▶ Data records for software interfaces:
....................

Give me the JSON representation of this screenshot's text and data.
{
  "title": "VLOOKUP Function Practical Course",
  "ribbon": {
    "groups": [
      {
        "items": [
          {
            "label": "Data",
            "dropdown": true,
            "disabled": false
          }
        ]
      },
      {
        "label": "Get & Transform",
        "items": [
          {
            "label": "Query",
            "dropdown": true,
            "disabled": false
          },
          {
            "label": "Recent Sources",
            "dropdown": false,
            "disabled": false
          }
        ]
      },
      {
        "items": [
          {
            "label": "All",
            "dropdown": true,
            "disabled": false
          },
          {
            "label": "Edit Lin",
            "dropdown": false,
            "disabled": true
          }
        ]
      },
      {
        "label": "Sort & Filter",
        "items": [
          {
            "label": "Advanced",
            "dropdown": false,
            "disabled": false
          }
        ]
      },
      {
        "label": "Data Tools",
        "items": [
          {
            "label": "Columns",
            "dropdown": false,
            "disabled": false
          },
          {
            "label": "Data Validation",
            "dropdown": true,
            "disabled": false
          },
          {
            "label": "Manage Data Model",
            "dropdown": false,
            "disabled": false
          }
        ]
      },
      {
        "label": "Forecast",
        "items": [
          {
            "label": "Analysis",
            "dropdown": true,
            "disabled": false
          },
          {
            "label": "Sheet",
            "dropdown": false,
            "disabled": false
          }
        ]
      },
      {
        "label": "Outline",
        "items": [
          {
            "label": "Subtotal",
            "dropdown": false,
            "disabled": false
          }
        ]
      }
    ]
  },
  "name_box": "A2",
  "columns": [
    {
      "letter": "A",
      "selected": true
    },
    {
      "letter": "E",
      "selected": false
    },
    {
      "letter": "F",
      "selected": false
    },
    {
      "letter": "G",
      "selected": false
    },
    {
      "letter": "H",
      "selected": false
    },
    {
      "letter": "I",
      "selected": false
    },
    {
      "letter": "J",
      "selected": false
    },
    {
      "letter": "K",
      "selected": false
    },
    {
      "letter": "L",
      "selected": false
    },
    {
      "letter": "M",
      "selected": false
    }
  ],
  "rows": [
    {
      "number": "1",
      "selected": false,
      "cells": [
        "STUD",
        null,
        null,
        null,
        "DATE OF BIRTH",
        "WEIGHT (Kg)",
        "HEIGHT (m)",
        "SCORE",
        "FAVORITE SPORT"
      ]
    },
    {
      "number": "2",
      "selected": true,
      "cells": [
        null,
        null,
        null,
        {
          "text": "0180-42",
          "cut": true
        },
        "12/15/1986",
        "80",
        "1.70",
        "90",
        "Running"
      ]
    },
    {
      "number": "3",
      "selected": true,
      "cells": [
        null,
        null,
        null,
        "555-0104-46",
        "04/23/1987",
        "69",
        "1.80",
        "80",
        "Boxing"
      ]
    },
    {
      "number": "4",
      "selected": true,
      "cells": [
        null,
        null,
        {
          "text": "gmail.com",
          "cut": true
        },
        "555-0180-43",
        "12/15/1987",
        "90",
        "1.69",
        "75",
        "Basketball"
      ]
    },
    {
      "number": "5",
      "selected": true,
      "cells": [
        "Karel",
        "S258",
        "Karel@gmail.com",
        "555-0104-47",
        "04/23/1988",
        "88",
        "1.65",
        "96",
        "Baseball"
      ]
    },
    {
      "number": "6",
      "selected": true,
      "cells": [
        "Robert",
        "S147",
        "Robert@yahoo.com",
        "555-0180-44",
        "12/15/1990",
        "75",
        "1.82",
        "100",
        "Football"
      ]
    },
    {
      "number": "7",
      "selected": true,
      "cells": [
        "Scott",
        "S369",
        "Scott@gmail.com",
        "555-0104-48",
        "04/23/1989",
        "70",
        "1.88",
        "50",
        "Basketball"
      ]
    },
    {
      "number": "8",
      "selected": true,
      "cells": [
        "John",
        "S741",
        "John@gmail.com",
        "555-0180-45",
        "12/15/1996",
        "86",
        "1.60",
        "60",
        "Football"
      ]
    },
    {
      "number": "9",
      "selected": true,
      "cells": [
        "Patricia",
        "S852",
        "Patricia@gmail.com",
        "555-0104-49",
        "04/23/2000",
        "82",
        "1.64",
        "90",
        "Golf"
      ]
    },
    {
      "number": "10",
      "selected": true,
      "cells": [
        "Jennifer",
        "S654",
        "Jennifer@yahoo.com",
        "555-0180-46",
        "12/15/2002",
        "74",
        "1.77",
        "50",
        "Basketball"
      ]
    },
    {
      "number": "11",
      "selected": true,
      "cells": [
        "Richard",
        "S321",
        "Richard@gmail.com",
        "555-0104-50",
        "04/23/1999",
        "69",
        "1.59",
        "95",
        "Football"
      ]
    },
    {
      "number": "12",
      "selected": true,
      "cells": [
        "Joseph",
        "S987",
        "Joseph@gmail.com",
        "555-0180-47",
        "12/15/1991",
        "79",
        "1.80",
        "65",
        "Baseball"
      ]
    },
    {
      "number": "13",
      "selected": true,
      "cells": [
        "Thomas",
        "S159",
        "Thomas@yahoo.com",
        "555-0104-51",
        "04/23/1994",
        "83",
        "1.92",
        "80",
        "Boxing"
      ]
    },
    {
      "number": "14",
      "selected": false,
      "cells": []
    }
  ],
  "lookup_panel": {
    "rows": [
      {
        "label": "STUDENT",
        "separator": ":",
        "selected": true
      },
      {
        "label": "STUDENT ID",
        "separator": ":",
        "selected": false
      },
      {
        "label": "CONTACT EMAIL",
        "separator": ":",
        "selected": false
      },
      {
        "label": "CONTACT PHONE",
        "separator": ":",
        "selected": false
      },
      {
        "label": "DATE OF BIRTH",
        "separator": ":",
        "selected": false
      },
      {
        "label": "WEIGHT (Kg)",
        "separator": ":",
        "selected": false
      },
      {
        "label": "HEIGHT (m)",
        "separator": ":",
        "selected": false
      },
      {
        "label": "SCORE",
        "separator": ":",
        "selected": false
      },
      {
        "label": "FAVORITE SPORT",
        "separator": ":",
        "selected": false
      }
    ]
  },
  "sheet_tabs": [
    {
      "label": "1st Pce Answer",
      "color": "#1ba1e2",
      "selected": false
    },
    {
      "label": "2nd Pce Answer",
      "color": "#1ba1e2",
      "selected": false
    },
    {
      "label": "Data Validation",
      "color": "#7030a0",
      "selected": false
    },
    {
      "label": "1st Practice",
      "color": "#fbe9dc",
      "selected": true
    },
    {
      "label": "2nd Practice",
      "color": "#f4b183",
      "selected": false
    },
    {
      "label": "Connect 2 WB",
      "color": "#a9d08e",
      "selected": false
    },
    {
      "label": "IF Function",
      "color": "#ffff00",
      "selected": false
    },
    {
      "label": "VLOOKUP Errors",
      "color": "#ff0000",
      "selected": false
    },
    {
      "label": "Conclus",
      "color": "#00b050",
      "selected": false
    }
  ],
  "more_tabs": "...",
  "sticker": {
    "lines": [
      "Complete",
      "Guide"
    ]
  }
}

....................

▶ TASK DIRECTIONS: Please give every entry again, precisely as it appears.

▶ RESULT OF THE TASK:
Give me the JSON representation of this screenshot's text and data.
{
  "title": "VLOOKUP Function Practical Course",
  "ribbon": {
    "groups": [
      {
        "items": [
          {
            "label": "Data",
            "dropdown": true,
            "disabled": false
          }
        ]
      },
      {
        "label": "Get & Transform",
        "items": [
          {
            "label": "Query",
            "dropdown": true,
            "disabled": false
          },
          {
            "label": "Recent Sources",
            "dropdown": false,
            "disabled": false
          }
        ]
      },
      {
        "items": [
          {
            "label": "All",
            "dropdown": true,
            "disabled": false
          },
          {
            "label": "Edit Lin",
            "dropdown": false,
            "disabled": true
          }
        ]
      },
      {
        "label": "Sort & Filter",
        "items": [
          {
            "label": "Advanced",
            "dropdown": false,
            "disabled": false
          }
        ]
      },
      {
        "label": "Data Tools",
        "items": [
          {
            "label": "Columns",
            "dropdown": false,
            "disabled": false
          },
          {
            "label": "Data Validation",
            "dropdown": true,
            "disabled": false
          },
          {
            "label": "Manage Data Model",
            "dropdown": false,
            "disabled": false
          }
        ]
      },
      {
        "label": "Forecast",
        "items": [
          {
            "label": "Analysis",
            "dropdown": true,
            "disabled": false
          },
          {
            "label": "Sheet",
            "dropdown": false,
            "disabled": false
          }
        ]
      },
      {
        "label": "Outline",
        "items": [
          {
            "label": "Subtotal",
            "dropdown": false,
            "disabled": false
          }
        ]
      }
    ]
  },
  "name_box": "A2",
  "columns": [
    {
      "letter": "A",
      "selected": true
    },
    {
      "letter": "E",
      "selected": false
    },
    {
      "letter": "F",
      "selected": false
    },
    {
      "letter": "G",
      "selected": false
    },
    {
      "letter": "H",
      "selected": false
    },
    {
      "letter": "I",
      "selected": false
    },
    {
      "letter": "J",
      "selected": false
    },
    {
      "letter": "K",
      "selected": false
    },
    {
      "letter": "L",
      "selected": false
    },
    {
      "letter": "M",
      "selected": false
    }
  ],
  "rows": [
    {
      "number": "1",
      "selected": false,
      "cells": [
        "STUD",
        null,
        null,
        null,
        "DATE OF BIRTH",
        "WEIGHT (Kg)",
        "HEIGHT (m)",
        "SCORE",
        "FAVORITE SPORT"
      ]
    },
    {
      "number": "2",
      "selected": true,
      "cells": [
        null,
        null,
        null,
        {
          "text": "0180-42",
          "cut": true
        },
        "12/15/1986",
        "80",
        "1.70",
        "90",
        "Running"
      ]
    },
    {
      "number": "3",
      "selected": true,
      "cells": [
        null,
        null,
        null,
        "555-0104-46",
        "04/23/1987",
        "69",
        "1.80",
        "80",
        "Boxing"
      ]
    },
    {
      "number": "4",
      "selected": true,
      "cells": [
        null,
        null,
        {
          "text": "gmail.com",
          "cut": true
        },
        "555-0180-43",
        "12/15/1987",
        "90",
        "1.69",
        "75",
        "Basketball"
      ]
    },
    {
      "number": "5",
      "selected": true,
      "cells": [
        "Karel",
        "S258",
        "Karel@gmail.com",
        "555-0104-47",
        "04/23/1988",
        "88",
        "1.65",
        "96",
        "Baseball"
      ]
    },
    {
      "number": "6",
      "selected": true,
      "cells": [
        "Robert",
        "S147",
        "Robert@yahoo.com",
        "555-0180-44",
        "12/15/1990",
        "75",
        "1.82",
        "100",
        "Football"
      ]
    },
    {
      "number": "7",
      "selected": true,
      "cells": [
        "Scott",
        "S369",
        "Scott@gmail.com",
        "555-0104-48",
        "04/23/1989",
        "70",
        "1.88",
        "50",
        "Basketball"
      ]
    },
    {
      "number": "8",
      "selected": true,
      "cells": [
        "John",
        "S741",
        "John@gmail.com",
        "555-0180-45",
        "12/15/1996",
        "86",
        "1.60",
        "60",
        "Football"
      ]
    },
    {
      "number": "9",
      "selected": true,
      "cells": [
        "Patricia",
        "S852",
        "Patricia@gmail.com",
        "555-0104-49",
        "04/23/2000",
        "82",
        "1.64",
        "90",
        "Golf"
      ]
    },
    {
      "number": "10",
      "selected": true,
      "cells": [
        "Jennifer",
        "S654",
        "Jennifer@yahoo.com",
        "555-0180-46",
        "12/15/2002",
        "74",
        "1.77",
        "50",
        "Basketball"
      ]
    },
    {
      "number": "11",
      "selected": true,
      "cells": [
        "Richard",
        "S321",
        "Richard@gmail.com",
        "555-0104-50",
        "04/23/1999",
        "69",
        "1.59",
        "95",
        "Football"
      ]
    },
    {
      "number": "12",
      "selected": true,
      "cells": [
        "Joseph",
        "S987",
        "Joseph@gmail.com",
        "555-0180-47",
        "12/15/1991",
        "79",
        "1.80",
        "65",
        "Baseball"
      ]
    },
    {
      "number": "13",
      "selected": true,
      "cells": [
        "Thomas",
        "S159",
        "Thomas@yahoo.com",
        "555-0104-51",
        "04/23/1994",
        "83",
        "1.92",
        "80",
        "Boxing"
      ]
    },
    {
      "number": "14",
      "selected": false,
      "cells": []
    }
  ],
  "lookup_panel": {
    "rows": [
      {
        "label": "STUDENT",
        "separator": ":",
        "selected": true
      },
      {
        "label": "STUDENT ID",
        "separator": ":",
        "selected": false
      },
      {
        "label": "CONTACT EMAIL",
        "separator": ":",
        "selected": false
      },
      {
        "label": "CONTACT PHONE",
        "separator": ":",
        "selected": false
      },
      {
        "label": "DATE OF BIRTH",
        "separator": ":",
        "selected": false
      },
      {
        "label": "WEIGHT (Kg)",
        "separator": ":",
        "selected": false
      },
      {
        "label": "HEIGHT (m)",
        "separator": ":",
        "selected": false
      },
      {
        "label": "SCORE",
        "separator": ":",
        "selected": false
      },
      {
        "label": "FAVORITE SPORT",
        "separator": ":",
        "selected": false
      }
    ]
  },
  "sheet_tabs": [
    {
      "label": "1st Pce Answer",
      "color": "#1ba1e2",
      "selected": false
    },
    {
      "label": "2nd Pce Answer",
      "color": "#1ba1e2",
      "selected": false
    },
    {
      "label": "Data Validation",
      "color": "#7030a0",
      "selected": false
    },
    {
      "label": "1st Practice",
      "color": "#fbe9dc",
      "selected": true
    },
    {
      "label": "2nd Practice",
      "color": "#f4b183",
      "selected": false
    },
    {
      "label": "Connect 2 WB",
      "color": "#a9d08e",
      "selected": false
    },
    {
      "label": "IF Function",
      "color": "#ffff00",
      "selected": false
    },
    {
      "label": "VLOOKUP Errors",
      "color": "#ff0000",
      "selected": false
    },
    {
      "label": "Conclus",
      "color": "#00b050",
      "selected": false
    }
  ],
  "more_tabs": "...",
  "sticker": {
    "lines": [
      "Complete",
      "Guide"
    ]
  }
}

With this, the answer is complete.